Content starts
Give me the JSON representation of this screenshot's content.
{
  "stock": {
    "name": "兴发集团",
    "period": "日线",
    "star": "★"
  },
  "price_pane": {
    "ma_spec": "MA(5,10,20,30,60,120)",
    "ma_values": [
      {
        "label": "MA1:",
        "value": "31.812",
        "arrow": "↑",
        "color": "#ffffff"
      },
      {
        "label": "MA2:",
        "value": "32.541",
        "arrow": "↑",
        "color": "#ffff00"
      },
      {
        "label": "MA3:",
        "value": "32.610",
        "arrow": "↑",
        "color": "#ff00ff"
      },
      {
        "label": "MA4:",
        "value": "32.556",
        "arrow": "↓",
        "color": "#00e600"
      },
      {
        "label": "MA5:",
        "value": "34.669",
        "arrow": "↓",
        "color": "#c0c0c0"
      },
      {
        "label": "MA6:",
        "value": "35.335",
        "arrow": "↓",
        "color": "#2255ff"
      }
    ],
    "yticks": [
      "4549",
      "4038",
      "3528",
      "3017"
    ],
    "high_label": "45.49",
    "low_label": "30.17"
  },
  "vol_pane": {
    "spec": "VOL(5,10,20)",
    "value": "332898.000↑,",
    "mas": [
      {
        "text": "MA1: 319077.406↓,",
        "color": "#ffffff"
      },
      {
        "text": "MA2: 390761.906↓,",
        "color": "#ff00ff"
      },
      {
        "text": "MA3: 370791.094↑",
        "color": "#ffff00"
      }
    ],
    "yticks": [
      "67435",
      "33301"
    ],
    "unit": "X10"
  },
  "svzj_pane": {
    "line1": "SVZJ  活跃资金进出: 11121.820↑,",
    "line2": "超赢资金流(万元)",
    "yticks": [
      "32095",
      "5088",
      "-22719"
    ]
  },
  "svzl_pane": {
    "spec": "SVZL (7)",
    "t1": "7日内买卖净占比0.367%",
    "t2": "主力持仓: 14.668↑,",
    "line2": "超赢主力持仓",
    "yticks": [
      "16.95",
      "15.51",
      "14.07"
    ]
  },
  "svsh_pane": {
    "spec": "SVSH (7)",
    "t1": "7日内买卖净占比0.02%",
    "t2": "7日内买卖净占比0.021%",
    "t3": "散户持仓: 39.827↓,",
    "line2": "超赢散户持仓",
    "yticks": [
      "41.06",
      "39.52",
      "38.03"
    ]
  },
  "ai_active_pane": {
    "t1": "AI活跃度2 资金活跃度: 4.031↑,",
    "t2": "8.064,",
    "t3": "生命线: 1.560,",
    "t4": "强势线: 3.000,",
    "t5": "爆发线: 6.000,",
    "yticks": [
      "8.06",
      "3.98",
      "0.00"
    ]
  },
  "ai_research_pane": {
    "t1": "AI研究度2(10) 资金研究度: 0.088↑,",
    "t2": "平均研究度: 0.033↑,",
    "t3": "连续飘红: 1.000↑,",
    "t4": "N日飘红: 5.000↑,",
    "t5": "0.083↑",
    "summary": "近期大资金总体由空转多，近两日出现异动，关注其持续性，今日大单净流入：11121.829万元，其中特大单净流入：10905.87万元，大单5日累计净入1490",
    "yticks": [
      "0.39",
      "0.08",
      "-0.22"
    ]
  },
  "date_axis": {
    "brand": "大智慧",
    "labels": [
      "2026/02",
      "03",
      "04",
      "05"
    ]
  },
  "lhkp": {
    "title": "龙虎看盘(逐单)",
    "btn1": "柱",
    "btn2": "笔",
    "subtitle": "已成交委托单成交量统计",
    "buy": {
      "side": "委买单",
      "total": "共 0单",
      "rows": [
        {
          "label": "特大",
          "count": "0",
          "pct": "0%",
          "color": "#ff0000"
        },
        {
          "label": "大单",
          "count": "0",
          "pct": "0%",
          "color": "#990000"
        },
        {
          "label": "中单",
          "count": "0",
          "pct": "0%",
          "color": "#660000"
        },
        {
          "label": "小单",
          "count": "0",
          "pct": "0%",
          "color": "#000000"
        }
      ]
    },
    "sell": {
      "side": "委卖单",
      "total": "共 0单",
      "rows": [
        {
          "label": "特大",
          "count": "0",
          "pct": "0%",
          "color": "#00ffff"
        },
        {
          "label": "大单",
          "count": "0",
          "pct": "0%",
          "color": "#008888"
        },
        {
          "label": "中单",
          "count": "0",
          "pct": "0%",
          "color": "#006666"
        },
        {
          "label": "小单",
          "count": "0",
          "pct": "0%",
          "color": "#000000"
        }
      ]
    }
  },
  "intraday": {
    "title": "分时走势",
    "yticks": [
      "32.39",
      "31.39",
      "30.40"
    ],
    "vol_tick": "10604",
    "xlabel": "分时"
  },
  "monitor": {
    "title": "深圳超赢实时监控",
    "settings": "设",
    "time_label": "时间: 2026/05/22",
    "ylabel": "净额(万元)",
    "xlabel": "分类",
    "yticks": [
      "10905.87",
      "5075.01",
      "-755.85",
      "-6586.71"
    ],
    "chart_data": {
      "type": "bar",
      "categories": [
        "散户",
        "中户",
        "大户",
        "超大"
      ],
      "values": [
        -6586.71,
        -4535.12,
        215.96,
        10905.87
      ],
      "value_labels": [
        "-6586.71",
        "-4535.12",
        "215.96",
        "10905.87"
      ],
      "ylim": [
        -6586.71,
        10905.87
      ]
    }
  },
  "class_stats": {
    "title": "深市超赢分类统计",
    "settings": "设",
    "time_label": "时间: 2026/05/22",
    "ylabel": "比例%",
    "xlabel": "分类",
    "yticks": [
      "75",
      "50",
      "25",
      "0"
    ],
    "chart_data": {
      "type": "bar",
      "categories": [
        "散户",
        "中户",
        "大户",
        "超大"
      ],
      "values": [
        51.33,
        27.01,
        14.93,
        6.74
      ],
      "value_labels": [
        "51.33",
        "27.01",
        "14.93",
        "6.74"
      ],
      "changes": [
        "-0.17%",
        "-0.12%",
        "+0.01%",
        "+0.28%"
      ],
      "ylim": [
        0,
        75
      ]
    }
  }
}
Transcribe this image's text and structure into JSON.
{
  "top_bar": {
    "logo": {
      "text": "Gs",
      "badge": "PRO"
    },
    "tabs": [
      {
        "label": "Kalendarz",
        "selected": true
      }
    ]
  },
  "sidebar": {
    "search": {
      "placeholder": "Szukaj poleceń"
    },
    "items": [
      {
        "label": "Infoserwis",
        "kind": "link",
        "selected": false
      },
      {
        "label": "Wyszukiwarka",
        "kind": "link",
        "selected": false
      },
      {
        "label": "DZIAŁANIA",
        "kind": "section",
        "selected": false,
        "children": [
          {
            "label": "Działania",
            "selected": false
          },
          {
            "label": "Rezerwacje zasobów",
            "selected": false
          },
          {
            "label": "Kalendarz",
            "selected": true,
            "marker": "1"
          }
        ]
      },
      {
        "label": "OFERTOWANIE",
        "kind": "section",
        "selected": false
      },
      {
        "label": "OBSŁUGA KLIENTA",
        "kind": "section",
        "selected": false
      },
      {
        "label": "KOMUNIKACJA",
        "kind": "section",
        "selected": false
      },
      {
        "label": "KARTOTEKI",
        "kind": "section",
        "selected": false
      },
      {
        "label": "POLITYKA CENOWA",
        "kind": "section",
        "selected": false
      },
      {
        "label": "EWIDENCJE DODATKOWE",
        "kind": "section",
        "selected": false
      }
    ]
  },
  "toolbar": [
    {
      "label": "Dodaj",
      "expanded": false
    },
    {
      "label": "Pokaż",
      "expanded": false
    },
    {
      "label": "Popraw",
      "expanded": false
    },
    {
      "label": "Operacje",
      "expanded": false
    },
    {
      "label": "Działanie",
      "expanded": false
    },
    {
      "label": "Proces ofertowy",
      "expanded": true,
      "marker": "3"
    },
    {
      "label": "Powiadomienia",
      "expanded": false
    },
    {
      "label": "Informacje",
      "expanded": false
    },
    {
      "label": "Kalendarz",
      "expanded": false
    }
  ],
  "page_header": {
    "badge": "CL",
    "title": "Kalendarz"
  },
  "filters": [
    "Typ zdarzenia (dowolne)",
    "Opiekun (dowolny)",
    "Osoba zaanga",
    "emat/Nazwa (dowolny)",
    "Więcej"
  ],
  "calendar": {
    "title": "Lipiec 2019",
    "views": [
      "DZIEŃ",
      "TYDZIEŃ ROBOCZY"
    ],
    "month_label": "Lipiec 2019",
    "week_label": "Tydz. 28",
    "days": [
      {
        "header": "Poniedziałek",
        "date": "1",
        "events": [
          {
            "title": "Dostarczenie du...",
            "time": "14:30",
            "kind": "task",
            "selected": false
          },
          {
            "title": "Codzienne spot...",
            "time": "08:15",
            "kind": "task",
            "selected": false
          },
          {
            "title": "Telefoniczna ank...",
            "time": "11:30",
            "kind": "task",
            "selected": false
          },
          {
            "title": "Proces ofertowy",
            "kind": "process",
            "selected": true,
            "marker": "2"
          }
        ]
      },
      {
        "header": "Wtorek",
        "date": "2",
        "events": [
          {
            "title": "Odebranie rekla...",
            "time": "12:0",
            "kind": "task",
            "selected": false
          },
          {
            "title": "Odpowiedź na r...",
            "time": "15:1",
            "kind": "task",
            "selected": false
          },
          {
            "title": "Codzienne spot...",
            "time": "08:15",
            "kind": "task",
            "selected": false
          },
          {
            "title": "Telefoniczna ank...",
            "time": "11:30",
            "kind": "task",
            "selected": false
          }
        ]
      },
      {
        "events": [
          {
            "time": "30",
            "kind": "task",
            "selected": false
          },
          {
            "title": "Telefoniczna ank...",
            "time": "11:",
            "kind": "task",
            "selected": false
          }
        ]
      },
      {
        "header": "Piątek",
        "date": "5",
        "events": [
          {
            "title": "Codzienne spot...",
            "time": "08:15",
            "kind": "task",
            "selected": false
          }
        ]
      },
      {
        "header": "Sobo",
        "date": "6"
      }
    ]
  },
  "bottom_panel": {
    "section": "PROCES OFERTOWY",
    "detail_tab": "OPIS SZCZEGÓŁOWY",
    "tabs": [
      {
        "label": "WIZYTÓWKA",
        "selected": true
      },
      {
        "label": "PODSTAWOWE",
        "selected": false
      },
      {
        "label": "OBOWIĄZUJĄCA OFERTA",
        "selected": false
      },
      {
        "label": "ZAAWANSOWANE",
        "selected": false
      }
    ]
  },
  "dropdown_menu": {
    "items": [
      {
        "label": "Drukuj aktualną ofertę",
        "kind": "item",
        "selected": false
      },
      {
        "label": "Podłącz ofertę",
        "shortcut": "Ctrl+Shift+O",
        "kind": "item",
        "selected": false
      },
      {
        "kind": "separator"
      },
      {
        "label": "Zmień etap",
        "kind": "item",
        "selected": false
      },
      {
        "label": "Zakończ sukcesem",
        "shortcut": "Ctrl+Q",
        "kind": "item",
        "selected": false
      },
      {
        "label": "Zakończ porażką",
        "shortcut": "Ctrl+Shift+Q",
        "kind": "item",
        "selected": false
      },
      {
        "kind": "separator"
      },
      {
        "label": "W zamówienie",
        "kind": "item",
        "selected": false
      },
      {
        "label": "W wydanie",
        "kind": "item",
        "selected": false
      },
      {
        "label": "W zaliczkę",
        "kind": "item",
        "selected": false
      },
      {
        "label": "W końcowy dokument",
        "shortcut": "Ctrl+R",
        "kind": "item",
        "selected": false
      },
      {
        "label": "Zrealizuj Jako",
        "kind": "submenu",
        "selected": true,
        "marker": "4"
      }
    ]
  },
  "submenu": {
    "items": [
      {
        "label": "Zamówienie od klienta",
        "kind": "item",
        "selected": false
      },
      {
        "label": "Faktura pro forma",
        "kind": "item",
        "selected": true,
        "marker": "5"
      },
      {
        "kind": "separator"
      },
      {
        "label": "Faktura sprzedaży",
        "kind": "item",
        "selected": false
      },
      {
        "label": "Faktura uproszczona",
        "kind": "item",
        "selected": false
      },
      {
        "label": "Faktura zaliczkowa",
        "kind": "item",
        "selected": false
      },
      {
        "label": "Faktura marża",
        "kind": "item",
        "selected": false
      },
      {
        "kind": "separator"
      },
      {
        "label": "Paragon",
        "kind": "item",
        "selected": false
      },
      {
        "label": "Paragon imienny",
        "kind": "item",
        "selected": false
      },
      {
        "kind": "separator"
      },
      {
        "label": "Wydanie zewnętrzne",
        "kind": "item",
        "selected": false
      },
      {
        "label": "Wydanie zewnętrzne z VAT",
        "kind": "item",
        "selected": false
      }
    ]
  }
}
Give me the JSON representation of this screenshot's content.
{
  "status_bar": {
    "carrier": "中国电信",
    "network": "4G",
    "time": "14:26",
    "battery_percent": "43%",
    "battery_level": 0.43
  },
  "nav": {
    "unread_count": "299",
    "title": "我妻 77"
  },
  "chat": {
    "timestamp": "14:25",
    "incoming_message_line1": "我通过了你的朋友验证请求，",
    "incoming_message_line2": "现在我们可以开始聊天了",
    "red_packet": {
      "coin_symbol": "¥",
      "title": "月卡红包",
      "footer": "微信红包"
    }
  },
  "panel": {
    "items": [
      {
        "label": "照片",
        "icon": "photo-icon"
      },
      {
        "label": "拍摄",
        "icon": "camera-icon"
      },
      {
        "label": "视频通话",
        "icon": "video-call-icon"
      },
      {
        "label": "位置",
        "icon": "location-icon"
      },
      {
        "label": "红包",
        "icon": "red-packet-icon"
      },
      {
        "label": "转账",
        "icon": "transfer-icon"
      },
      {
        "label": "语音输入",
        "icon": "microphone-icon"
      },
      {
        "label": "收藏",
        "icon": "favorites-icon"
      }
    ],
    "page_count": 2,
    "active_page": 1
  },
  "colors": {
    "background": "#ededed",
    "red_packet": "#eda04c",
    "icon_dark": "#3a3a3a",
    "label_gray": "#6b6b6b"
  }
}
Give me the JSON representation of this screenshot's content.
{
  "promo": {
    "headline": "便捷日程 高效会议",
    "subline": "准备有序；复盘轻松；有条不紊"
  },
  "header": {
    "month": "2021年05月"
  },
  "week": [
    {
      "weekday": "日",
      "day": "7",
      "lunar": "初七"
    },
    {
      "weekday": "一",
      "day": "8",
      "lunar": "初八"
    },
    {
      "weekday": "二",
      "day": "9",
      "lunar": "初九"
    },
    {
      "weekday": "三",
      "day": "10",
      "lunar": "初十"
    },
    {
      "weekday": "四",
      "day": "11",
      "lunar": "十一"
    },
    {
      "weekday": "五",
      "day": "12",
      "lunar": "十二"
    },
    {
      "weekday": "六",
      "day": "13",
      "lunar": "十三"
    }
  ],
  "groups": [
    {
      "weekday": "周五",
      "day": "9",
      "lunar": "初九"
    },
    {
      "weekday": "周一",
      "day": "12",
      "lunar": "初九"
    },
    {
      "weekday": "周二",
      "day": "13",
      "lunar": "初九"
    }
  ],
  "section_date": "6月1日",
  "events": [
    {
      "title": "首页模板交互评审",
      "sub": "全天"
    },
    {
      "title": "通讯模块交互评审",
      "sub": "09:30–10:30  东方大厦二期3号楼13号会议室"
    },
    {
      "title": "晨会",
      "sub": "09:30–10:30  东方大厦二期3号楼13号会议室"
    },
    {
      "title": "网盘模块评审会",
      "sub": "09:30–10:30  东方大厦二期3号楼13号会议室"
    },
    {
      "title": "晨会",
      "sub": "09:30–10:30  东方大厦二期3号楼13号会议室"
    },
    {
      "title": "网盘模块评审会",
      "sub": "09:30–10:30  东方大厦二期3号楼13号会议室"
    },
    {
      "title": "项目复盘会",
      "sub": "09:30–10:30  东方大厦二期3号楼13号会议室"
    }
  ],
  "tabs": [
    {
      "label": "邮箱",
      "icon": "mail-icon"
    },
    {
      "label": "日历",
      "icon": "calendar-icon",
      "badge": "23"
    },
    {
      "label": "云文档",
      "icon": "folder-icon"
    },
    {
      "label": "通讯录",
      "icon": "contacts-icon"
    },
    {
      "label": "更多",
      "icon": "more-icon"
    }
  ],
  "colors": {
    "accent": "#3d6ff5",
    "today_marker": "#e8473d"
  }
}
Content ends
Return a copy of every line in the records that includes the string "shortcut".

* [Solution to the exercise]
        "shortcut": "Ctrl+Shift+O",
        "shortcut": "Ctrl+Q",
        "shortcut": "Ctrl+Shift+Q",
        "shortcut": "Ctrl+R",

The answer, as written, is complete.